> _Exercise brief_
Please repeat every record below exactly as written, but leave out the pictures.

> _Records provided_
:::::

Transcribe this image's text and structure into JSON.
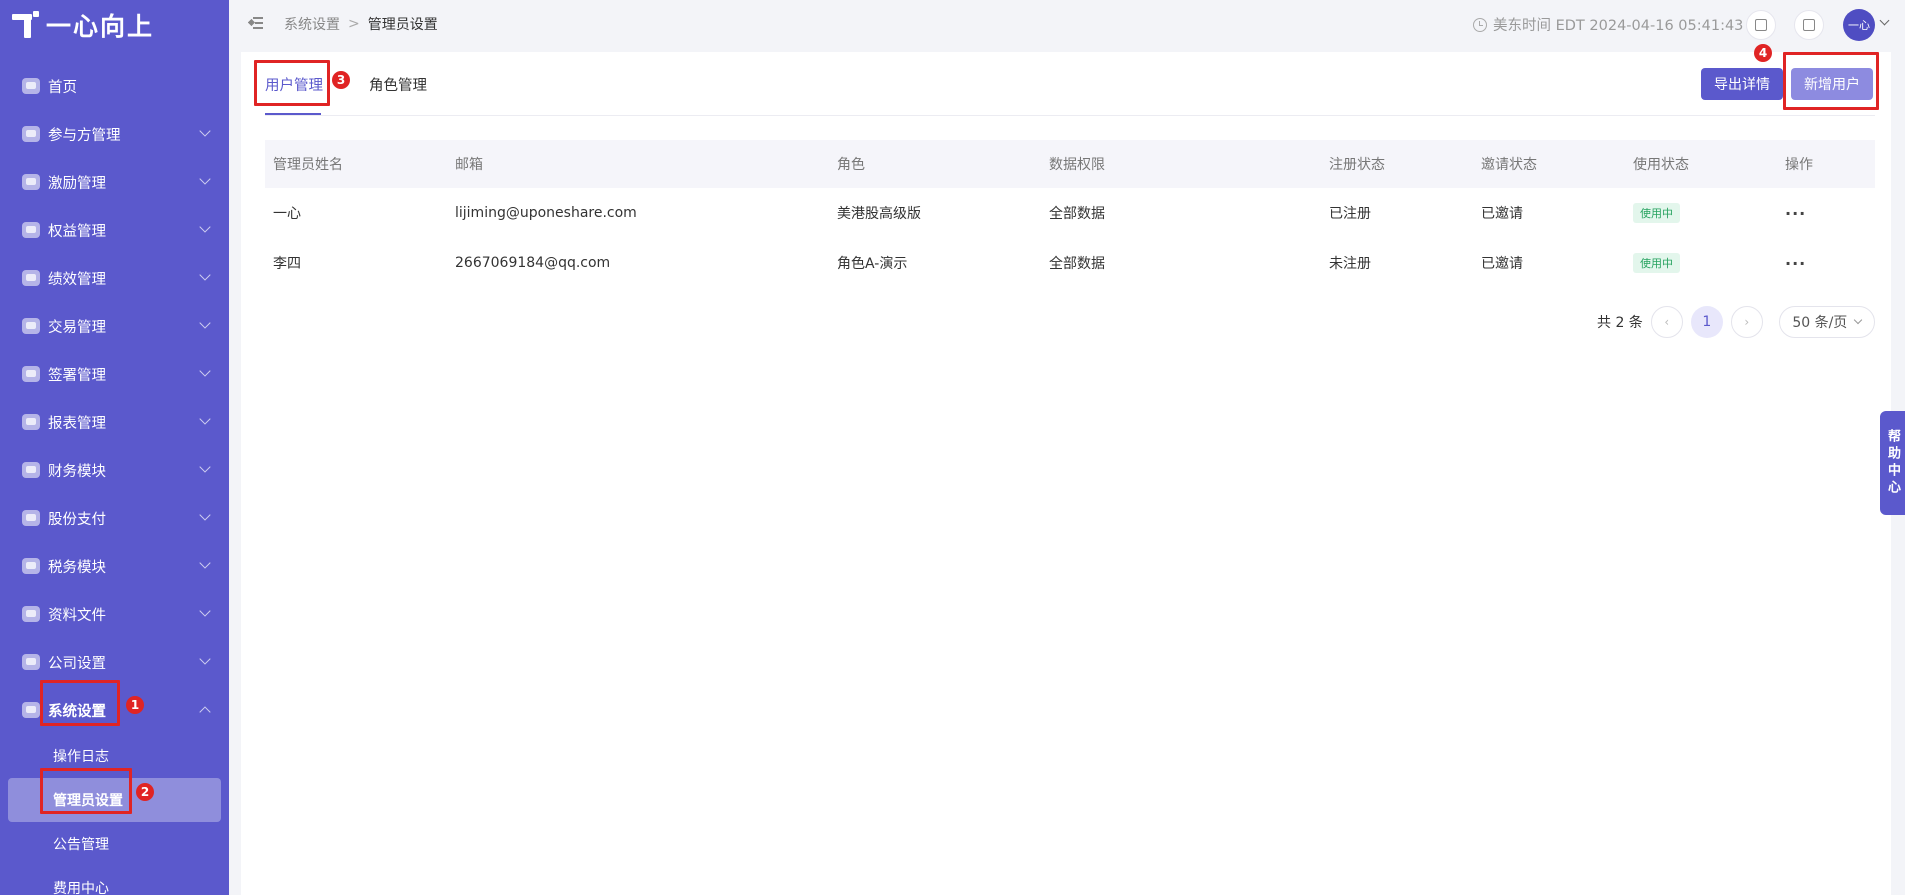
{
  "brand": {
    "name": "一心向上"
  },
  "sidebar": {
    "items": [
      {
        "label": "首页",
        "has_chevron": false
      },
      {
        "label": "参与方管理",
        "has_chevron": true
      },
      {
        "label": "激励管理",
        "has_chevron": true
      },
      {
        "label": "权益管理",
        "has_chevron": true
      },
      {
        "label": "绩效管理",
        "has_chevron": true
      },
      {
        "label": "交易管理",
        "has_chevron": true
      },
      {
        "label": "签署管理",
        "has_chevron": true
      },
      {
        "label": "报表管理",
        "has_chevron": true
      },
      {
        "label": "财务模块",
        "has_chevron": true
      },
      {
        "label": "股份支付",
        "has_chevron": true
      },
      {
        "label": "税务模块",
        "has_chevron": true
      },
      {
        "label": "资料文件",
        "has_chevron": true
      },
      {
        "label": "公司设置",
        "has_chevron": true
      },
      {
        "label": "系统设置",
        "has_chevron": true,
        "expanded": true
      }
    ],
    "sub_items": [
      {
        "label": "操作日志"
      },
      {
        "label": "管理员设置",
        "selected": true
      },
      {
        "label": "公告管理"
      },
      {
        "label": "费用中心"
      }
    ]
  },
  "topbar": {
    "breadcrumb": [
      "系统设置",
      "管理员设置"
    ],
    "separator": ">",
    "time": "美东时间 EDT 2024-04-16 05:41:43",
    "avatar_text": "一心"
  },
  "tabs": [
    {
      "label": "用户管理",
      "active": true
    },
    {
      "label": "角色管理",
      "active": false
    }
  ],
  "buttons": {
    "export": "导出详情",
    "add_user": "新增用户"
  },
  "table": {
    "headers": [
      "管理员姓名",
      "邮箱",
      "角色",
      "数据权限",
      "注册状态",
      "邀请状态",
      "使用状态",
      "操作"
    ],
    "rows": [
      {
        "name": "一心",
        "email": "lijiming@uponeshare.com",
        "role": "美港股高级版",
        "data_scope": "全部数据",
        "reg_status": "已注册",
        "invite_status": "已邀请",
        "use_status": "使用中",
        "action": "···"
      },
      {
        "name": "李四",
        "email": "2667069184@qq.com",
        "role": "角色A-演示",
        "data_scope": "全部数据",
        "reg_status": "未注册",
        "invite_status": "已邀请",
        "use_status": "使用中",
        "action": "···"
      }
    ]
  },
  "pagination": {
    "total_text": "共 2 条",
    "current_page": "1",
    "page_size": "50 条/页"
  },
  "help": {
    "label": "帮助中心"
  },
  "annotations": [
    "1",
    "2",
    "3",
    "4"
  ],
  "colors": {
    "sidebar": "#5b59cc",
    "primary": "#5b59cc",
    "highlight": "#e02424",
    "status_green": "#27a360"
  }
}
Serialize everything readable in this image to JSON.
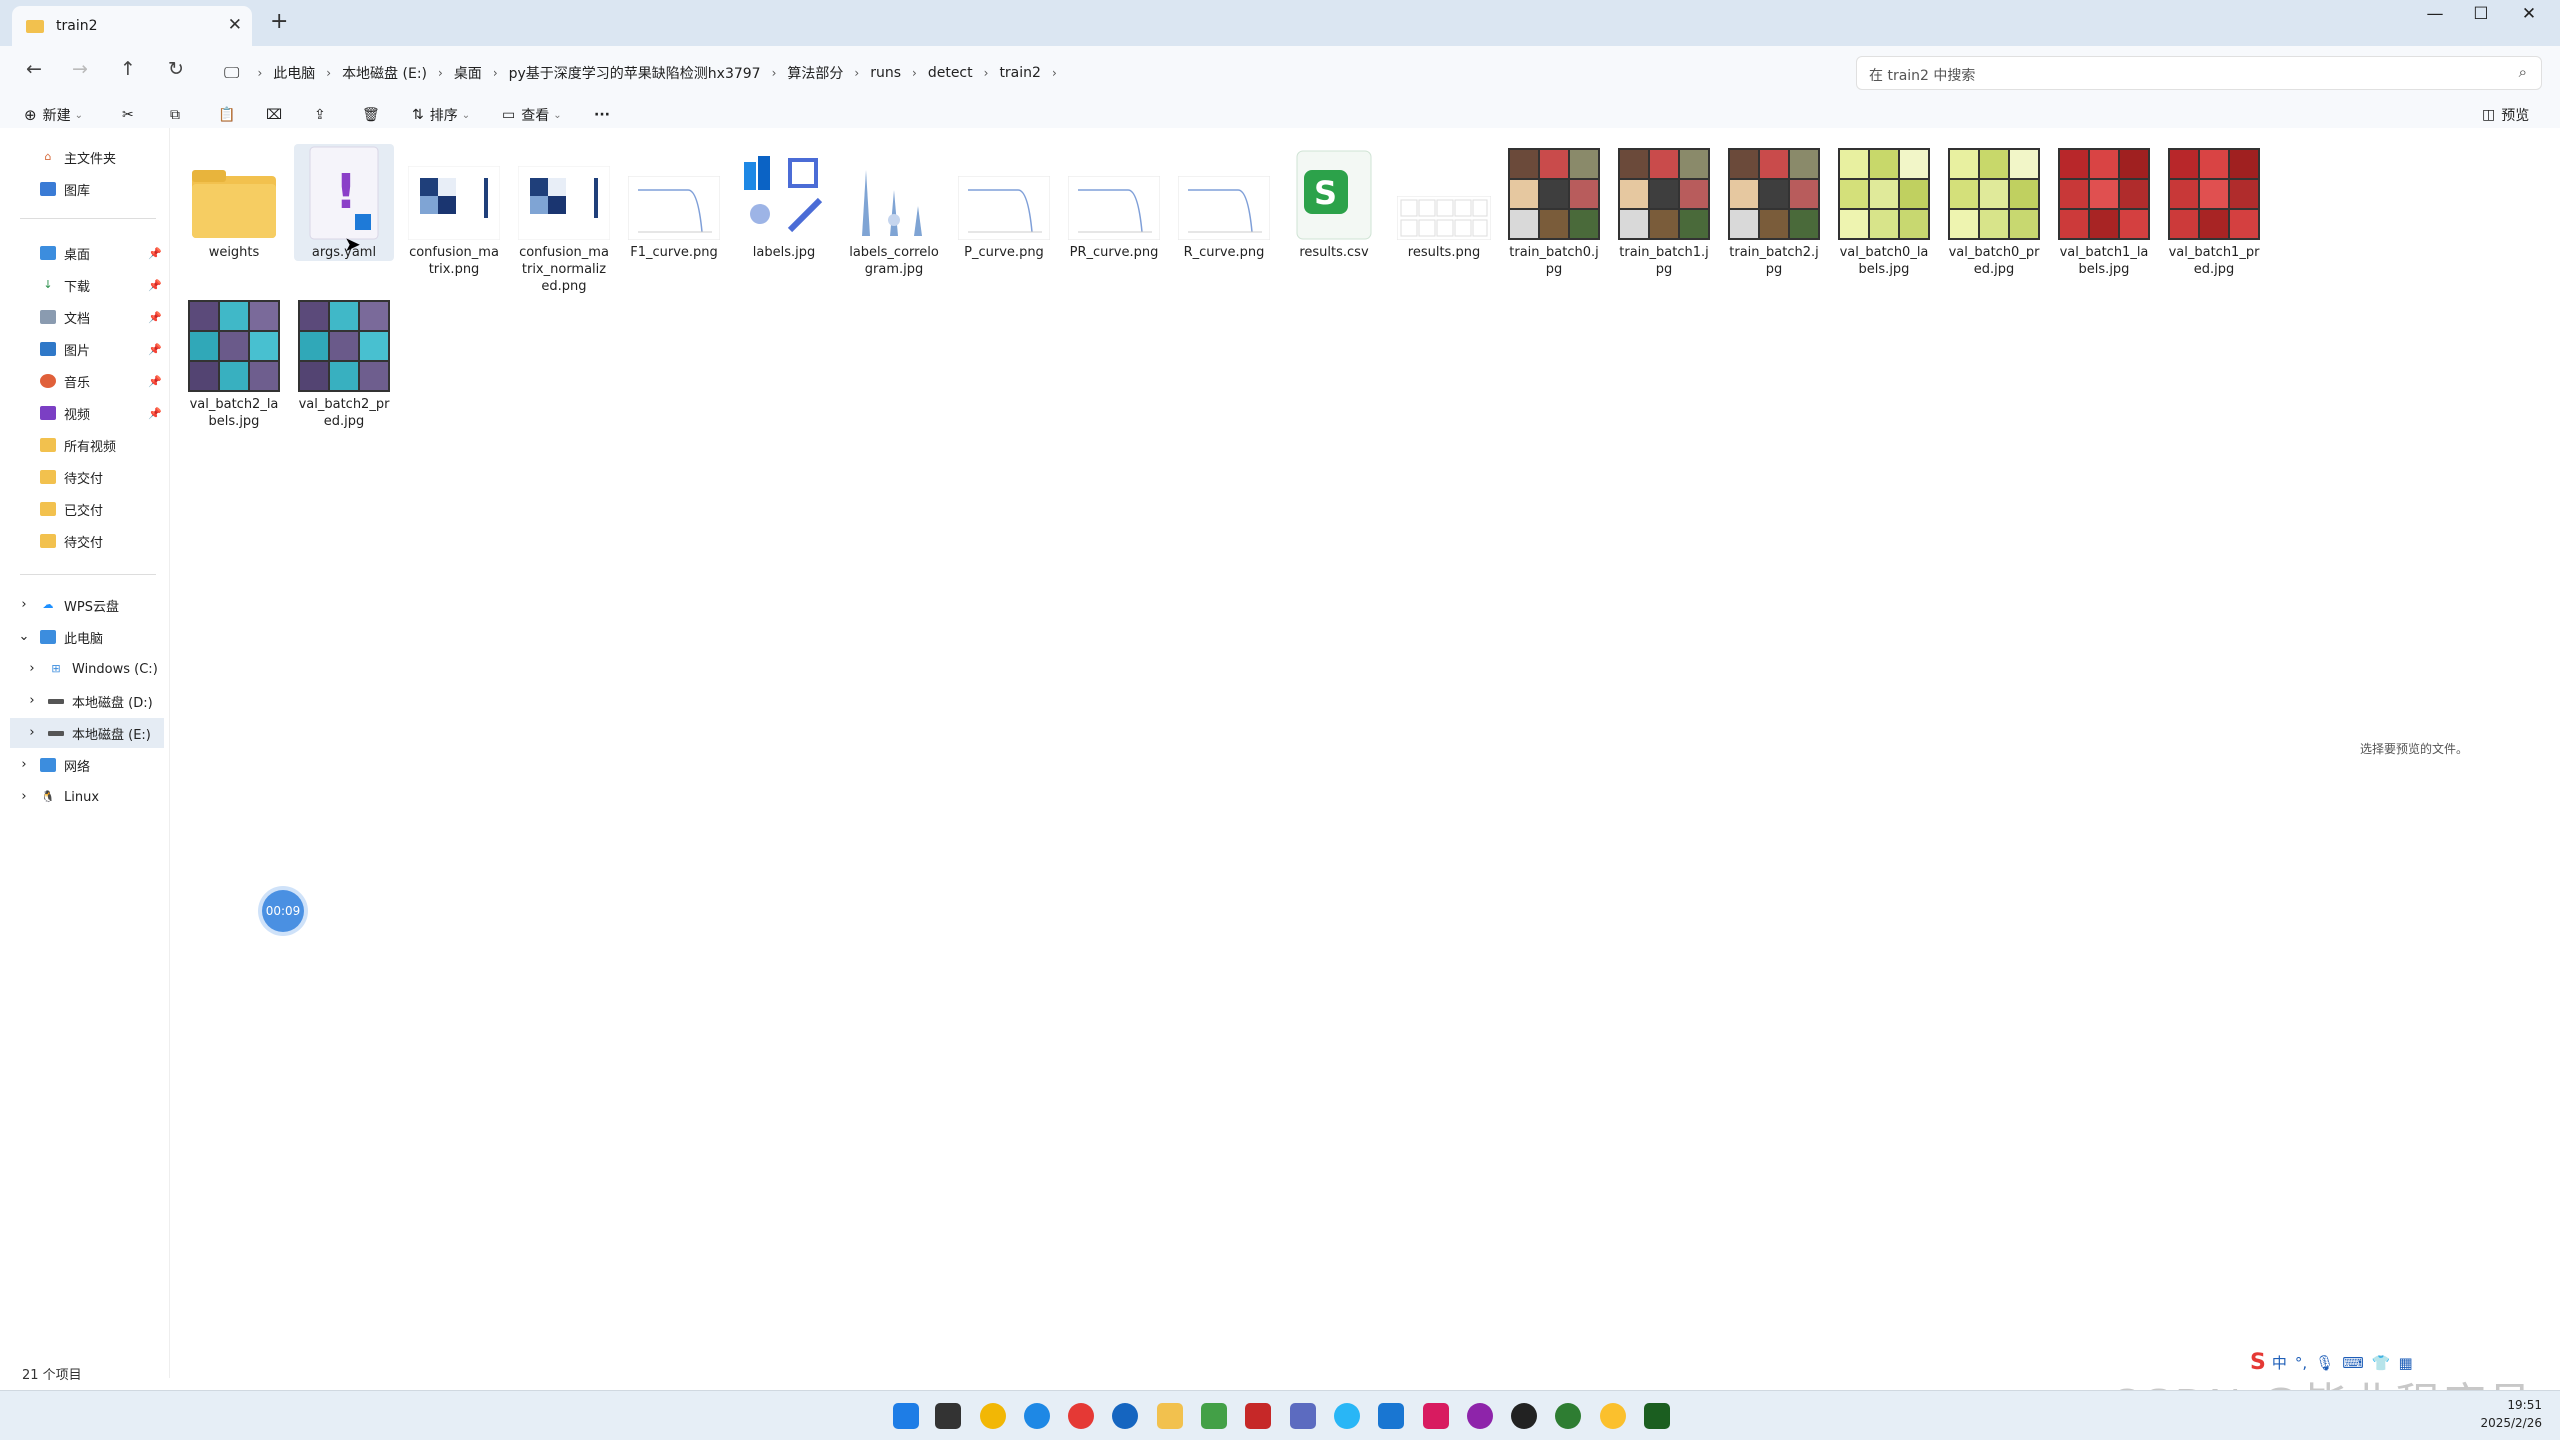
{
  "window": {
    "tab_title": "train2",
    "new_tab": "+",
    "minimize": "—",
    "maximize": "☐",
    "close": "✕"
  },
  "address": {
    "crumbs": [
      "此电脑",
      "本地磁盘 (E:)",
      "桌面",
      "py基于深度学习的苹果缺陷检测hx3797",
      "算法部分",
      "runs",
      "detect",
      "train2"
    ],
    "search_placeholder": "在 train2 中搜索"
  },
  "toolbar": {
    "new_label": "新建",
    "sort_label": "排序",
    "view_label": "查看",
    "more_label": "···",
    "preview_label": "预览"
  },
  "sidebar": {
    "quick": [
      {
        "label": "主文件夹",
        "icon": "home-icon"
      },
      {
        "label": "图库",
        "icon": "gallery-icon"
      }
    ],
    "pinned": [
      {
        "label": "桌面",
        "icon": "desktop-icon"
      },
      {
        "label": "下载",
        "icon": "download-icon"
      },
      {
        "label": "文档",
        "icon": "document-icon"
      },
      {
        "label": "图片",
        "icon": "pictures-icon"
      },
      {
        "label": "音乐",
        "icon": "music-icon"
      },
      {
        "label": "视频",
        "icon": "video-icon"
      }
    ],
    "folders": [
      "所有视频",
      "待交付",
      "已交付",
      "待交付"
    ],
    "tree": [
      {
        "label": "WPS云盘",
        "expander": "›"
      },
      {
        "label": "此电脑",
        "expander": "⌄"
      },
      {
        "label": "Windows (C:)",
        "expander": "›"
      },
      {
        "label": "本地磁盘 (D:)",
        "expander": "›"
      },
      {
        "label": "本地磁盘 (E:)",
        "expander": "›"
      },
      {
        "label": "网络",
        "expander": "›"
      },
      {
        "label": "Linux",
        "expander": "›"
      }
    ]
  },
  "files": [
    {
      "name": "weights",
      "kind": "folder"
    },
    {
      "name": "args.yaml",
      "kind": "yaml"
    },
    {
      "name": "confusion_matrix.png",
      "kind": "matrix"
    },
    {
      "name": "confusion_matrix_normalized.png",
      "kind": "matrix"
    },
    {
      "name": "F1_curve.png",
      "kind": "curve"
    },
    {
      "name": "labels.jpg",
      "kind": "labels"
    },
    {
      "name": "labels_correlogram.jpg",
      "kind": "correlogram"
    },
    {
      "name": "P_curve.png",
      "kind": "curve"
    },
    {
      "name": "PR_curve.png",
      "kind": "curve"
    },
    {
      "name": "R_curve.png",
      "kind": "curve"
    },
    {
      "name": "results.csv",
      "kind": "csv"
    },
    {
      "name": "results.png",
      "kind": "results"
    },
    {
      "name": "train_batch0.jpg",
      "kind": "batch"
    },
    {
      "name": "train_batch1.jpg",
      "kind": "batch"
    },
    {
      "name": "train_batch2.jpg",
      "kind": "batch"
    },
    {
      "name": "val_batch0_labels.jpg",
      "kind": "valgreen"
    },
    {
      "name": "val_batch0_pred.jpg",
      "kind": "valgreen"
    },
    {
      "name": "val_batch1_labels.jpg",
      "kind": "valred"
    },
    {
      "name": "val_batch1_pred.jpg",
      "kind": "valred"
    },
    {
      "name": "val_batch2_labels.jpg",
      "kind": "valpurple"
    },
    {
      "name": "val_batch2_pred.jpg",
      "kind": "valpurple"
    }
  ],
  "preview_hint": "选择要预览的文件。",
  "status_count": "21 个项目",
  "recorder_time": "00:09",
  "tray": {
    "time": "19:51",
    "date": "2025/2/26",
    "ime": "中"
  },
  "watermark": "CSDN @毕业程序员",
  "colors": {
    "titlebar": "#dbe6f2",
    "selection": "#e5ecf4",
    "accent": "#0067c0"
  }
}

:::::

> _Output of the task_
Transcribe this image's text and structure into JSON.
{
  "brand": {
    "name": "一心向上"
  },
  "sidebar": {
    "items": [
      {
        "label": "首页",
        "has_chevron": false
      },
      {
        "label": "参与方管理",
        "has_chevron": true
      },
      {
        "label": "激励管理",
        "has_chevron": true
      },
      {
        "label": "权益管理",
        "has_chevron": true
      },
      {
        "label": "绩效管理",
        "has_chevron": true
      },
      {
        "label": "交易管理",
        "has_chevron": true
      },
      {
        "label": "签署管理",
        "has_chevron": true
      },
      {
        "label": "报表管理",
        "has_chevron": true
      },
      {
        "label": "财务模块",
        "has_chevron": true
      },
      {
        "label": "股份支付",
        "has_chevron": true
      },
      {
        "label": "税务模块",
        "has_chevron": true
      },
      {
        "label": "资料文件",
        "has_chevron": true
      },
      {
        "label": "公司设置",
        "has_chevron": true
      },
      {
        "label": "系统设置",
        "has_chevron": true,
        "expanded": true
      }
    ],
    "sub_items": [
      {
        "label": "操作日志"
      },
      {
        "label": "管理员设置",
        "selected": true
      },
      {
        "label": "公告管理"
      },
      {
        "label": "费用中心"
      }
    ]
  },
  "topbar": {
    "breadcrumb": [
      "系统设置",
      "管理员设置"
    ],
    "separator": ">",
    "time": "美东时间 EDT 2024-04-16 05:41:43",
    "avatar_text": "一心"
  },
  "tabs": [
    {
      "label": "用户管理",
      "active": true
    },
    {
      "label": "角色管理",
      "active": false
    }
  ],
  "buttons": {
    "export": "导出详情",
    "add_user": "新增用户"
  },
  "table": {
    "headers": [
      "管理员姓名",
      "邮箱",
      "角色",
      "数据权限",
      "注册状态",
      "邀请状态",
      "使用状态",
      "操作"
    ],
    "rows": [
      {
        "name": "一心",
        "email": "lijiming@uponeshare.com",
        "role": "美港股高级版",
        "data_scope": "全部数据",
        "reg_status": "已注册",
        "invite_status": "已邀请",
        "use_status": "使用中",
        "action": "···"
      },
      {
        "name": "李四",
        "email": "2667069184@qq.com",
        "role": "角色A-演示",
        "data_scope": "全部数据",
        "reg_status": "未注册",
        "invite_status": "已邀请",
        "use_status": "使用中",
        "action": "···"
      }
    ]
  },
  "pagination": {
    "total_text": "共 2 条",
    "current_page": "1",
    "page_size": "50 条/页"
  },
  "help": {
    "label": "帮助中心"
  },
  "annotations": [
    "1",
    "2",
    "3",
    "4"
  ],
  "colors": {
    "sidebar": "#5b59cc",
    "primary": "#5b59cc",
    "highlight": "#e02424",
    "status_green": "#27a360"
  }
}
Serialize everything readable in this image to JSON.
{
  "window": {
    "tab_title": "train2",
    "new_tab": "+",
    "minimize": "—",
    "maximize": "☐",
    "close": "✕"
  },
  "address": {
    "crumbs": [
      "此电脑",
      "本地磁盘 (E:)",
      "桌面",
      "py基于深度学习的苹果缺陷检测hx3797",
      "算法部分",
      "runs",
      "detect",
      "train2"
    ],
    "search_placeholder": "在 train2 中搜索"
  },
  "toolbar": {
    "new_label": "新建",
    "sort_label": "排序",
    "view_label": "查看",
    "more_label": "···",
    "preview_label": "预览"
  },
  "sidebar": {
    "quick": [
      {
        "label": "主文件夹",
        "icon": "home-icon"
      },
      {
        "label": "图库",
        "icon": "gallery-icon"
      }
    ],
    "pinned": [
      {
        "label": "桌面",
        "icon": "desktop-icon"
      },
      {
        "label": "下载",
        "icon": "download-icon"
      },
      {
        "label": "文档",
        "icon": "document-icon"
      },
      {
        "label": "图片",
        "icon": "pictures-icon"
      },
      {
        "label": "音乐",
        "icon": "music-icon"
      },
      {
        "label": "视频",
        "icon": "video-icon"
      }
    ],
    "folders": [
      "所有视频",
      "待交付",
      "已交付",
      "待交付"
    ],
    "tree": [
      {
        "label": "WPS云盘",
        "expander": "›"
      },
      {
        "label": "此电脑",
        "expander": "⌄"
      },
      {
        "label": "Windows (C:)",
        "expander": "›"
      },
      {
        "label": "本地磁盘 (D:)",
        "expander": "›"
      },
      {
        "label": "本地磁盘 (E:)",
        "expander": "›"
      },
      {
        "label": "网络",
        "expander": "›"
      },
      {
        "label": "Linux",
        "expander": "›"
      }
    ]
  },
  "files": [
    {
      "name": "weights",
      "kind": "folder"
    },
    {
      "name": "args.yaml",
      "kind": "yaml"
    },
    {
      "name": "confusion_matrix.png",
      "kind": "matrix"
    },
    {
      "name": "confusion_matrix_normalized.png",
      "kind": "matrix"
    },
    {
      "name": "F1_curve.png",
      "kind": "curve"
    },
    {
      "name": "labels.jpg",
      "kind": "labels"
    },
    {
      "name": "labels_correlogram.jpg",
      "kind": "correlogram"
    },
    {
      "name": "P_curve.png",
      "kind": "curve"
    },
    {
      "name": "PR_curve.png",
      "kind": "curve"
    },
    {
      "name": "R_curve.png",
      "kind": "curve"
    },
    {
      "name": "results.csv",
      "kind": "csv"
    },
    {
      "name": "results.png",
      "kind": "results"
    },
    {
      "name": "train_batch0.jpg",
      "kind": "batch"
    },
    {
      "name": "train_batch1.jpg",
      "kind": "batch"
    },
    {
      "name": "train_batch2.jpg",
      "kind": "batch"
    },
    {
      "name": "val_batch0_labels.jpg",
      "kind": "valgreen"
    },
    {
      "name": "val_batch0_pred.jpg",
      "kind": "valgreen"
    },
    {
      "name": "val_batch1_labels.jpg",
      "kind": "valred"
    },
    {
      "name": "val_batch1_pred.jpg",
      "kind": "valred"
    },
    {
      "name": "val_batch2_labels.jpg",
      "kind": "valpurple"
    },
    {
      "name": "val_batch2_pred.jpg",
      "kind": "valpurple"
    }
  ],
  "preview_hint": "选择要预览的文件。",
  "status_count": "21 个项目",
  "recorder_time": "00:09",
  "tray": {
    "time": "19:51",
    "date": "2025/2/26",
    "ime": "中"
  },
  "watermark": "CSDN @毕业程序员",
  "colors": {
    "titlebar": "#dbe6f2",
    "selection": "#e5ecf4",
    "accent": "#0067c0"
  }
}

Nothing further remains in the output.